**The records:**
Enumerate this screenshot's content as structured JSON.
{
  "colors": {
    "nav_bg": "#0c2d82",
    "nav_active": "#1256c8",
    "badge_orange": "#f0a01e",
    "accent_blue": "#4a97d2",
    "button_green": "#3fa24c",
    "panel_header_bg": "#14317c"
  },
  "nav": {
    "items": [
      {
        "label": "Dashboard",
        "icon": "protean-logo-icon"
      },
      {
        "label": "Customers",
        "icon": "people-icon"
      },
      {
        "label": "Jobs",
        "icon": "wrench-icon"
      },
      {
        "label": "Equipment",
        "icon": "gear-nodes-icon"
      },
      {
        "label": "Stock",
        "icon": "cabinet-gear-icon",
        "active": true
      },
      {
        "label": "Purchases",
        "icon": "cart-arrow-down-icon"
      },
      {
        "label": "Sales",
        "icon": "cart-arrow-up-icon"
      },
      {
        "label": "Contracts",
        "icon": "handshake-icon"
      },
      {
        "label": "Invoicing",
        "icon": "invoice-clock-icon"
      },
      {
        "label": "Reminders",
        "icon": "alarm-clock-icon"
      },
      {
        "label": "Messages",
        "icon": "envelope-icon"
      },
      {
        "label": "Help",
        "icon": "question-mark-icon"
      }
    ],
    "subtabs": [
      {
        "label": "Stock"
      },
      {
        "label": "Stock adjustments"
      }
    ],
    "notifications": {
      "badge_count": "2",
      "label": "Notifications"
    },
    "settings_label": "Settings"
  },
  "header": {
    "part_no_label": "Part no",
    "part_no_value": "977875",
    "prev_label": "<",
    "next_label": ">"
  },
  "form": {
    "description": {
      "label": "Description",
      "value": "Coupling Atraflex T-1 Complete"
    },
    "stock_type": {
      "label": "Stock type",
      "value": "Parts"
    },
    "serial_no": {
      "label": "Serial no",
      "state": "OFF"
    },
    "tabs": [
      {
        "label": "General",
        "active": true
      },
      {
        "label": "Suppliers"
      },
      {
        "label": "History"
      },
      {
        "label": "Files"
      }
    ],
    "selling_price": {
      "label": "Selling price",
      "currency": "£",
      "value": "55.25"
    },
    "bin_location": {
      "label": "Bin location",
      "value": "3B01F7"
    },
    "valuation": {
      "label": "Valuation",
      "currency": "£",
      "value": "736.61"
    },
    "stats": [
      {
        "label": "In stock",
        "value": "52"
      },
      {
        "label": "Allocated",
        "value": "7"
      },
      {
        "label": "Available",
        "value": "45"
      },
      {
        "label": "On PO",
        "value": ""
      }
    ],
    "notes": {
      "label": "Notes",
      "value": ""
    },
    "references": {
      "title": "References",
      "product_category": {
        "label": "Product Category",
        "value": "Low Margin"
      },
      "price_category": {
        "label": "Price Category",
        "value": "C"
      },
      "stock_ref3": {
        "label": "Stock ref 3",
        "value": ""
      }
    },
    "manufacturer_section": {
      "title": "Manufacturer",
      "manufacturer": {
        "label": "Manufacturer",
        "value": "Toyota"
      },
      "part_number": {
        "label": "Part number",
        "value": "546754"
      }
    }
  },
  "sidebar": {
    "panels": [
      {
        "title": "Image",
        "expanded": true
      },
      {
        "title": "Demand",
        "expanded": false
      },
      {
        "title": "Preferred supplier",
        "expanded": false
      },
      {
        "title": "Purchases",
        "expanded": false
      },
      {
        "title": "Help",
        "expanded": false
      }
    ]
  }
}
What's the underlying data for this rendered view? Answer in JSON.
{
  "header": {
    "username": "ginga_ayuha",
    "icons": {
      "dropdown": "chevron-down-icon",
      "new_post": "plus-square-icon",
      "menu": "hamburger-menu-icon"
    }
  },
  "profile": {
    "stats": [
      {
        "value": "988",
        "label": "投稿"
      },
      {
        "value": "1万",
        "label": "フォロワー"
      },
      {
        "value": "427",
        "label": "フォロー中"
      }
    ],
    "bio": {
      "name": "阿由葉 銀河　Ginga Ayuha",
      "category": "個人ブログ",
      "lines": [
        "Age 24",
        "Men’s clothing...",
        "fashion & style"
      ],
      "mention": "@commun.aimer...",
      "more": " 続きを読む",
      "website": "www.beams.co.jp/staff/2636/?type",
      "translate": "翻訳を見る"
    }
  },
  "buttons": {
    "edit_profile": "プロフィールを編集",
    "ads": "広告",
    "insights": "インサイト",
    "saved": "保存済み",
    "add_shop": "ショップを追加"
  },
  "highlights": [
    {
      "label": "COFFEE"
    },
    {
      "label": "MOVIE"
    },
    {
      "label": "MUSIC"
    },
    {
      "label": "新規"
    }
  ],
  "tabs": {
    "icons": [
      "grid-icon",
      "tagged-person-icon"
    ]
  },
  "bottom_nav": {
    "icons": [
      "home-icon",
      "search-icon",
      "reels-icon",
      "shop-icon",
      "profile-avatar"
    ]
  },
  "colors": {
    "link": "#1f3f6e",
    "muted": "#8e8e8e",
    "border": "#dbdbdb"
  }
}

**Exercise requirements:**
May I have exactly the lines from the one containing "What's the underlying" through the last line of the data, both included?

**Finished task:**
What's the underlying data for this rendered view? Answer in JSON.
{
  "header": {
    "username": "ginga_ayuha",
    "icons": {
      "dropdown": "chevron-down-icon",
      "new_post": "plus-square-icon",
      "menu": "hamburger-menu-icon"
    }
  },
  "profile": {
    "stats": [
      {
        "value": "988",
        "label": "投稿"
      },
      {
        "value": "1万",
        "label": "フォロワー"
      },
      {
        "value": "427",
        "label": "フォロー中"
      }
    ],
    "bio": {
      "name": "阿由葉 銀河　Ginga Ayuha",
      "category": "個人ブログ",
      "lines": [
        "Age 24",
        "Men’s clothing...",
        "fashion & style"
      ],
      "mention": "@commun.aimer...",
      "more": " 続きを読む",
      "website": "www.beams.co.jp/staff/2636/?type",
      "translate": "翻訳を見る"
    }
  },
  "buttons": {
    "edit_profile": "プロフィールを編集",
    "ads": "広告",
    "insights": "インサイト",
    "saved": "保存済み",
    "add_shop": "ショップを追加"
  },
  "highlights": [
    {
      "label": "COFFEE"
    },
    {
      "label": "MOVIE"
    },
    {
      "label": "MUSIC"
    },
    {
      "label": "新規"
    }
  ],
  "tabs": {
    "icons": [
      "grid-icon",
      "tagged-person-icon"
    ]
  },
  "bottom_nav": {
    "icons": [
      "home-icon",
      "search-icon",
      "reels-icon",
      "shop-icon",
      "profile-avatar"
    ]
  },
  "colors": {
    "link": "#1f3f6e",
    "muted": "#8e8e8e",
    "border": "#dbdbdb"
  }
}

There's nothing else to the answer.